“I want to introduce legislation in Tennessee that mirrors legislation in Kentucky, but I never stopped to think about how that research begins,” Henson said. “Shifa helped me focus my topic. I was impressed by Shifa’s ability to manage her independent study over the summer.”
As part of her research, Panjwani worked in an online legal database to study Kentucky legislation. “In my data collection, I looked at increases in elder abuse and changes in legislation over the years in Kentucky,” she said.
For Panjwani, some of the most defining aspects of her HIRS experience revolved around her interactions with professionals.
“I learned valuable social skills in my HIRS experience, especially while interacting with the other attorneys at the CLC,” Panjwani said. “My favorite part of HIRS was sitting in on meetings between lawyers and clients.” Panjwani’s experience greatly influenced her future academic and career plans and fueled her desire to attend law school.

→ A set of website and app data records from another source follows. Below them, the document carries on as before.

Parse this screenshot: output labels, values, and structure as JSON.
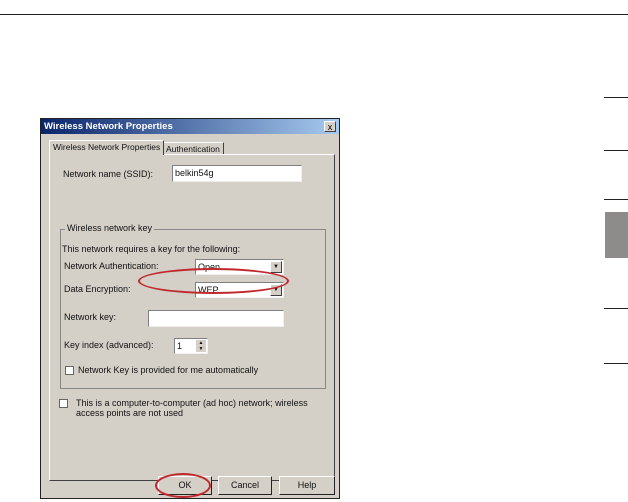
{
  "dialog": {
    "title": "Wireless Network Properties",
    "close": "x",
    "tabs": [
      "Wireless Network Properties",
      "Authentication"
    ],
    "ssid_label": "Network name (SSID):",
    "ssid_value": "belkin54g",
    "group_label": "Wireless network key",
    "requires_text": "This network requires a key for the following:",
    "auth_label": "Network Authentication:",
    "auth_value": "Open",
    "enc_label": "Data Encryption:",
    "enc_value": "WEP",
    "key_label": "Network key:",
    "key_value": "",
    "index_label": "Key index (advanced):",
    "index_value": "1",
    "auto_key_label": "Network Key is provided for me automatically",
    "adhoc_label": "This is a computer-to-computer (ad hoc) network; wireless access points are not used",
    "ok": "OK",
    "cancel": "Cancel",
    "help": "Help"
  },
  "colors": {
    "highlight": "#c0282e",
    "section_tab": "#8e8c8a"
  }
}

From tackling complex research questions to navigating the professional world, the HIRS experience challenges students in ways unique to most 17- and 18-year-olds. For Sorin, the most rewarding part of leading the program is witnessing the students realize their capabilities and potential to affect change in the real world.
“I love seeing the excitement in their discovery—both from the research and of their own abilities. The girls really rise to the challenge. They put in the work and appreciate the challenge, even when it’s a little scary,” she said.Olivia House ’18 graduated from Rhodes College, where she earned a bachelor’s degree in neuroscience. At Rhodes, she was a member of the Women’s Soccer team. House works at Le Bonheur Children’s Hospital in the Marketing and Communications Department.
2022 HIRS Participants
Alexandra Lafferty ’23 researched “How Group Dynamics Affect Child Learning” in collaboration with Dr. Kiren Khan, Department of Psychology at Rhodes College.
Charlie LaMountain ’23 researched the “Effects of Parasitism on Prothonotary Warbler Parental Behavior” in collaboration with Dr. Keith Bowers, Department of Biology at the University of Memphis.
Rachel Larkins ’23 researched “Allelopathic Impacts on Tree Seedling Germination and Growth” in collaboration with Eric Bridges at Overton Park Conservancy.
Shifa Panjwani ’23 researched “The Lack of County Attorneys for the Elderly in Tennessee” in collaboration with Karen Henson at Community Legal Center.
Darla Suitt ’23 researched “Education and Workforce Training for People with Disabilities” in collaboration with Noelia Ojea, AMICA (Cantabria, Spain).
Fia Arbelaez ’23 participated in the St. Jude High School Student Summer Fellowship program and presented “The Impact of Genetic Mutations on Pediatric Medulloblastoma.”
- Upper School